• **Your instructions**: Find the line containing "Serialize everything readable" in the data below and repeat it, along with all later lines, exactly through the last one.

Interface dataset entries:
□ □ □ □ □

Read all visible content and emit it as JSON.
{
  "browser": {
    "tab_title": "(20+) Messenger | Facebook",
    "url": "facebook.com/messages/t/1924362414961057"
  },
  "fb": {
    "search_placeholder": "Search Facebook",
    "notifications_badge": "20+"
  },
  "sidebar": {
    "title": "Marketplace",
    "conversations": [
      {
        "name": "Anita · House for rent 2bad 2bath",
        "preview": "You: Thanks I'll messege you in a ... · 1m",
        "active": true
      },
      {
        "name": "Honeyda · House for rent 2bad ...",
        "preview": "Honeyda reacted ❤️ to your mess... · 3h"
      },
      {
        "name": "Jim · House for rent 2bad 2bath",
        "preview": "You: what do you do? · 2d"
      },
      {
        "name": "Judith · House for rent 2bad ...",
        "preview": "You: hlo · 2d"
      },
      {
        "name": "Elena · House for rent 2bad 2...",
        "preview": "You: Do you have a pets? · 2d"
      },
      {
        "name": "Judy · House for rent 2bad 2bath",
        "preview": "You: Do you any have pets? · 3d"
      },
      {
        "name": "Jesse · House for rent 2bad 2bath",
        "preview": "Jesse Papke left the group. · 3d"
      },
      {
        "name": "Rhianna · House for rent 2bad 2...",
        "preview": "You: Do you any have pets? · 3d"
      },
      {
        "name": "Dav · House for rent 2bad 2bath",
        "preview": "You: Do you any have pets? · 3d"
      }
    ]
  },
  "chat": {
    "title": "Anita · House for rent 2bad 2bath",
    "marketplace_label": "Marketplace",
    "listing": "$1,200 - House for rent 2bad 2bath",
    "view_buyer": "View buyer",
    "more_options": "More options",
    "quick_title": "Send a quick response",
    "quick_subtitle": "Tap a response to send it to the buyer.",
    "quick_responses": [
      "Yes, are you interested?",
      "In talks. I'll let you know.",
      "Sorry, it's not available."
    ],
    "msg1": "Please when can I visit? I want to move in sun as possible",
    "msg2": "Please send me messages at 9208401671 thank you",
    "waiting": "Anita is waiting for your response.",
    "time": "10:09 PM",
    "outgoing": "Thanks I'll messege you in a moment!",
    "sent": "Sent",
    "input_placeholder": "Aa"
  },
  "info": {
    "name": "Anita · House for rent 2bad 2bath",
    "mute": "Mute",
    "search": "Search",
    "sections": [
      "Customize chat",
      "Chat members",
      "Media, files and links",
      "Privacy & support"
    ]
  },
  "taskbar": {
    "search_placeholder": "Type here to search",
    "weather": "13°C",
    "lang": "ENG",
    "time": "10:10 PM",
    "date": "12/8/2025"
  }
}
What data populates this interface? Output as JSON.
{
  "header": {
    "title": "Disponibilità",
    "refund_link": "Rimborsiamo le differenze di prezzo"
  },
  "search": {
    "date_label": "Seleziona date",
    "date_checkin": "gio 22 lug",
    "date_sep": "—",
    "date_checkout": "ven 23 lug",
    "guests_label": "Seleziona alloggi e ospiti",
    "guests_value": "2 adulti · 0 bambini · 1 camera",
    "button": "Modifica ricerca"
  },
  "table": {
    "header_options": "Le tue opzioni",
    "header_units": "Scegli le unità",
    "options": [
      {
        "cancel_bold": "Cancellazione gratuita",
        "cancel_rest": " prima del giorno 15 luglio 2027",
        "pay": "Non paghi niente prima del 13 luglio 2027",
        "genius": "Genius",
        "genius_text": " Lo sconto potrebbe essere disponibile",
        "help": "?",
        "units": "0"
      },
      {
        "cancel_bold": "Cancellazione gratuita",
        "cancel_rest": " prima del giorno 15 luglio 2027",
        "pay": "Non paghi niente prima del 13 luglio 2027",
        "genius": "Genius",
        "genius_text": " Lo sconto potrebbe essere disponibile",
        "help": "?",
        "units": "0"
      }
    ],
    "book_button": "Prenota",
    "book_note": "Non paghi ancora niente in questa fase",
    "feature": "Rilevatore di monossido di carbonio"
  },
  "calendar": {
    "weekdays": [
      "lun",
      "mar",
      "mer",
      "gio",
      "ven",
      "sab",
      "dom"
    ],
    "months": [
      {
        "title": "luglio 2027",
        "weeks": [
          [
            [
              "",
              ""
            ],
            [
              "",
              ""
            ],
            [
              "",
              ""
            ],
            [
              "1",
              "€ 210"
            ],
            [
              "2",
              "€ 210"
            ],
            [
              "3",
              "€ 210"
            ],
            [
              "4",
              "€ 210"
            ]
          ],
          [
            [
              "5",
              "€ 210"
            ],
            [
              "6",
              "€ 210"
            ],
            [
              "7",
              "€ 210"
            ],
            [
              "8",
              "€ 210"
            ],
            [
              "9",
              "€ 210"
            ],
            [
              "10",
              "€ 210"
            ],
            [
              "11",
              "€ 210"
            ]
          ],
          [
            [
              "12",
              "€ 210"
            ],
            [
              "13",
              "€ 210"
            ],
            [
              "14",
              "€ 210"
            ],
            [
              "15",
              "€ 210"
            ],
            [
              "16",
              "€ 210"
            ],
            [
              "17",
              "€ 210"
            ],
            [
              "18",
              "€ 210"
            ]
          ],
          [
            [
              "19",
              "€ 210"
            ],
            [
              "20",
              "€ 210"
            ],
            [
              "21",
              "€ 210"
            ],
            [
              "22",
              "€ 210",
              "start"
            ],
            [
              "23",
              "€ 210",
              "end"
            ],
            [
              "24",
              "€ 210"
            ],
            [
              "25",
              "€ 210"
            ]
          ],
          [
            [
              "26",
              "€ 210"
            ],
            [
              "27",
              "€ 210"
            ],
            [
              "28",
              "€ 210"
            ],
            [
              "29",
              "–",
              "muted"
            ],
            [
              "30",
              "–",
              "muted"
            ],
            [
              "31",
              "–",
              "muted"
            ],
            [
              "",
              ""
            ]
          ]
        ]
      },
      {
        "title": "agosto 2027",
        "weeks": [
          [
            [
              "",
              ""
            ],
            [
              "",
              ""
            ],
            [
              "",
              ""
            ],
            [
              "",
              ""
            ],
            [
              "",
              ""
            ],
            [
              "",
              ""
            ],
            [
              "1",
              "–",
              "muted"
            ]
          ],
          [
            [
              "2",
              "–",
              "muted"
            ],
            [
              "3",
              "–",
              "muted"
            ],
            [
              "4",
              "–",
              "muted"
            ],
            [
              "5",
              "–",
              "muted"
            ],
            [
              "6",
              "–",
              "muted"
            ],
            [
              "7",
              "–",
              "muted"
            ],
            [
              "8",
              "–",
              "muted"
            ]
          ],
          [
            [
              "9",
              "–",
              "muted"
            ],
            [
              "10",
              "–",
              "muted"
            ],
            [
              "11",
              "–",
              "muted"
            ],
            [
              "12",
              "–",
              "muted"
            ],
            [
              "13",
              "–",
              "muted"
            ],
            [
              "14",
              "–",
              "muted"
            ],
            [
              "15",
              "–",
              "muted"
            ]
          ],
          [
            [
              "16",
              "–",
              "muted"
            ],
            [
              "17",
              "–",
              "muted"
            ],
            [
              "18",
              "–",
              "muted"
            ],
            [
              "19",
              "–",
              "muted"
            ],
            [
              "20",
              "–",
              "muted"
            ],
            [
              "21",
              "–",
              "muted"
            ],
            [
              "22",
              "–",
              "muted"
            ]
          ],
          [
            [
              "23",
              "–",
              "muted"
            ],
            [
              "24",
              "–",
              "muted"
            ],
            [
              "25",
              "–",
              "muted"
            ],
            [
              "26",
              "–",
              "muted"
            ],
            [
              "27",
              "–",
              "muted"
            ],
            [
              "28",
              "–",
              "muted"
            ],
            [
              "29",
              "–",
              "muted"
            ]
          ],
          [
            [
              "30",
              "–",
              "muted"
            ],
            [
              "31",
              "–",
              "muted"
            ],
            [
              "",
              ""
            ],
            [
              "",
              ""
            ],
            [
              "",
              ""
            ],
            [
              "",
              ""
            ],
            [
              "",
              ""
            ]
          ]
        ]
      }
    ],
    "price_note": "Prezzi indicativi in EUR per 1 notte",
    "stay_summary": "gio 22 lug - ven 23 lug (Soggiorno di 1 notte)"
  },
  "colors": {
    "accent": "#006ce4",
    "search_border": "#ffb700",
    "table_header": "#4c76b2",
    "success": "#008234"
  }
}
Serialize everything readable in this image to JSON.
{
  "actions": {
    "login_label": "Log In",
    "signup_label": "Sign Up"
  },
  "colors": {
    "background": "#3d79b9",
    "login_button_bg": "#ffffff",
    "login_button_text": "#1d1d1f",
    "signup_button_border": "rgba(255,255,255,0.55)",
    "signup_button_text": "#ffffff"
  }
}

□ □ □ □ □

• **Your solution**:
Serialize everything readable in this image to JSON.
{
  "actions": {
    "login_label": "Log In",
    "signup_label": "Sign Up"
  },
  "colors": {
    "background": "#3d79b9",
    "login_button_bg": "#ffffff",
    "login_button_text": "#1d1d1f",
    "signup_button_border": "rgba(255,255,255,0.55)",
    "signup_button_text": "#ffffff"
  }
}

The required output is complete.